Love in the digital age

The Bottom Line

  • "Cyber-intimacy" has a profound and very real impact on the lives of couples.
  • Technologies can influence three stages in the life cycle of a romantic relationship: 1) how people find and meet partners online; 2) the ways in which partners use technologies to maintain the relationship; and 3) how people cope with the dissolution process by using technologies to regain a sense of autonomy.
  • Texting, selfies with your partner, or publicly shared "statuses" on social media have become ways in which couples communicate. 

The way we look for our soul mate has evolved in the last few years at the same pace as technology. Several platforms to find love have been created. The same is true for other stages of a couple's lifecycle: whether it is to use technology to maintain a relationship or to regain autonomy after the dissolution of a couple. 

The COVID-19 pandemic has increased our online activities and forced people of all ages to use the Internet to connect with others. Today, we can express our interest in someone with a simple swipe of a finger on a screen or by sending an emoji. We show digital affection to celebrate our love.

It goes without saying that technology is having a profound and very real impact on our love live.

What the research tells us

A recent systematic review of 72 studies examined the use of technology throughout the lifecycle of a romantic relationship.(1) While these studies did not specifically target older adults, they found that "cyber-intimacy" has a real and profound impact regardless of age.

The review reveals that technologies can influence three stages in the lifecycle of a romantic relationship: 1) how people find and meet partners online; 2) the ways in which partners use technologies to maintain their relationship; and 3) how people cope with the process of dissolving their romantic relationship and using technologies to regain a sense of autonomy.

Studies indicate that the ability to connect with someone we like is made easier online. People seem to be more uninhibited when they are behind their screen and allow themselves to engage in virtual behaviours that they wouldn't dare in "real" life. However, being confronted with many potential partners can lead to poor choices, by not being as selective and being distracted by the array of profiles presented to us. 

Are you officially in a relationship? You must now comply with the rules that govern love in the digital age. Beware of the lover who doesn't change their marital status on Facebook to reflect their commitment. Studies show that public displays of affection on social networks increase couple satisfaction. Using technology can be helpful in maintaining or strengthening the bond with your partner, whether it's texting and taking pictures (or even consuming sexual content as a couple). But beware! Different digital habits can lower relationship satisfaction. In addition, jealousy can quickly arise, especially if one partner spends too much time online and initiates interactions with other people.  

During a relationship, a couple accumulates digital "assets" - photos, videos, texts - just like furniture or a car. When the relationship ends, lovers must do a digital housecleaning, such as removing the other from their contacts, removing shared photos, changing their online status, etc. Moving on can be complicated, especially if the estranged partner spies on their ex on social media or engages in cyber-stalking.

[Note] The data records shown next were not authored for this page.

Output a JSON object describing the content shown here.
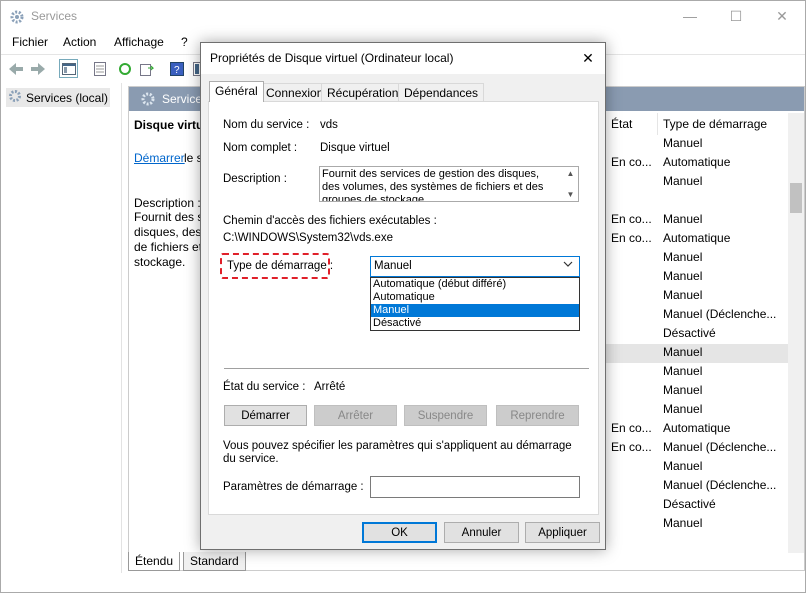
{
  "main_window": {
    "title": "Services",
    "menu": [
      "Fichier",
      "Action",
      "Affichage",
      "?"
    ],
    "tree_item": "Services (local)",
    "pane_header": "Service",
    "detail": {
      "title": "Disque virtu",
      "link": "Démarrer",
      "link_rest": "le s",
      "desc_label": "Description :",
      "desc_lines": [
        "Fournit des s",
        "disques, des",
        "de fichiers et",
        "stockage."
      ]
    },
    "columns": {
      "state": "État",
      "start_type": "Type de démarrage"
    },
    "list_rows": [
      {
        "state": "",
        "start": "Manuel"
      },
      {
        "state": "En co...",
        "start": "Automatique"
      },
      {
        "state": "",
        "start": "Manuel"
      },
      {
        "state": "",
        "start": ""
      },
      {
        "state": "En co...",
        "start": "Manuel"
      },
      {
        "state": "En co...",
        "start": "Automatique"
      },
      {
        "state": "",
        "start": "Manuel"
      },
      {
        "state": "",
        "start": "Manuel"
      },
      {
        "state": "",
        "start": "Manuel"
      },
      {
        "state": "",
        "start": "Manuel (Déclenche..."
      },
      {
        "state": "",
        "start": "Désactivé"
      },
      {
        "state": "",
        "start": "Manuel"
      },
      {
        "state": "",
        "start": "Manuel"
      },
      {
        "state": "",
        "start": "Manuel"
      },
      {
        "state": "",
        "start": "Manuel"
      },
      {
        "state": "En co...",
        "start": "Automatique"
      },
      {
        "state": "En co...",
        "start": "Manuel (Déclenche..."
      },
      {
        "state": "",
        "start": "Manuel"
      },
      {
        "state": "",
        "start": "Manuel (Déclenche..."
      },
      {
        "state": "",
        "start": "Désactivé"
      },
      {
        "state": "",
        "start": "Manuel"
      }
    ],
    "bottom_tabs": [
      "Étendu",
      "Standard"
    ]
  },
  "dialog": {
    "title": "Propriétés de Disque virtuel (Ordinateur local)",
    "tabs": [
      "Général",
      "Connexion",
      "Récupération",
      "Dépendances"
    ],
    "service_name_label": "Nom du service :",
    "service_name": "vds",
    "display_name_label": "Nom complet :",
    "display_name": "Disque virtuel",
    "description_label": "Description :",
    "description": "Fournit des services de gestion des disques, des volumes, des systèmes de fichiers et des groupes de stockage",
    "path_label": "Chemin d'accès des fichiers exécutables :",
    "path": "C:\\WINDOWS\\System32\\vds.exe",
    "startup_type_label": "Type de démarrage :",
    "startup_type_value": "Manuel",
    "startup_options": [
      "Automatique (début différé)",
      "Automatique",
      "Manuel",
      "Désactivé"
    ],
    "status_label": "État du service :",
    "status_value": "Arrêté",
    "buttons": {
      "start": "Démarrer",
      "stop": "Arrêter",
      "pause": "Suspendre",
      "resume": "Reprendre"
    },
    "params_hint": "Vous pouvez spécifier les paramètres qui s'appliquent au démarrage du service.",
    "params_label": "Paramètres de démarrage :",
    "params_value": "",
    "footer": {
      "ok": "OK",
      "cancel": "Annuler",
      "apply": "Appliquer"
    }
  },
  "colors": {
    "accent": "#0078d7",
    "highlight_dash": "#e0202a",
    "pane_header": "#8a9bb1"
  }
}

That said, technology can help with the dissolution of a romantic relationship by helping former partners regain a sense of autonomy.

Love in the digital age: Protect yourself

Security and privacy are important concerns when it comes to technology. A few caveats are in order:

- If you are looking for your soul mate, check out dating sites that verify the identity of users. Most sites are open to people of all ages, but some specialize in people over 50, or bring together people with common interests, such as culture and the outdoors.

- Be careful with the personal information you share online (including images or videos that could identify and locate you).

- On social media, question yourself before making information public. Keep in mind that this information, as well as suggestive photographs and sexting, is always accessible on digital devices and could be distributed to others without your consent.

- Don't hesitate to report anyone who threatens, harasses or sends you unsolicited sexually explicit messages or images. Confide in a loved one, a support worker or call the police if your safety is threatened.

Get the latest content first. Sign up for free weekly email alerts.
Author Details


  1. Kwok I, Wescott AB. Cyberintimacy: A scoping review of technology-mediated romance in the digital age. Cyberpsychology, Behavior, and Social Networking. 2020 Oct;23(10):657-666. doi: 10.1089/cyber.2019.0764. Epub 2020 Jul 24. PMID: 32721219.

DISCLAIMER: These summaries are provided for informational purposes only. They are not a substitute for advice from your own health care professional. The summaries may be reproduced for not-for-profit educational purposes only. Any other uses must be approved by the McMaster Optimal Aging Portal (

Many of our Blog Posts were written before the COVID-19 pandemic and thus do not necessarily reflect the latest public health recommendations. While the content of new and old blogs identify activities that support optimal aging, it is important to defer to the most current public health recommendations. Some of the activities suggested within these blogs may need to be modified or avoided altogether to comply with changing public health recommendations. To view the latest updates from the Public Health Agency of Canada, please visit their website.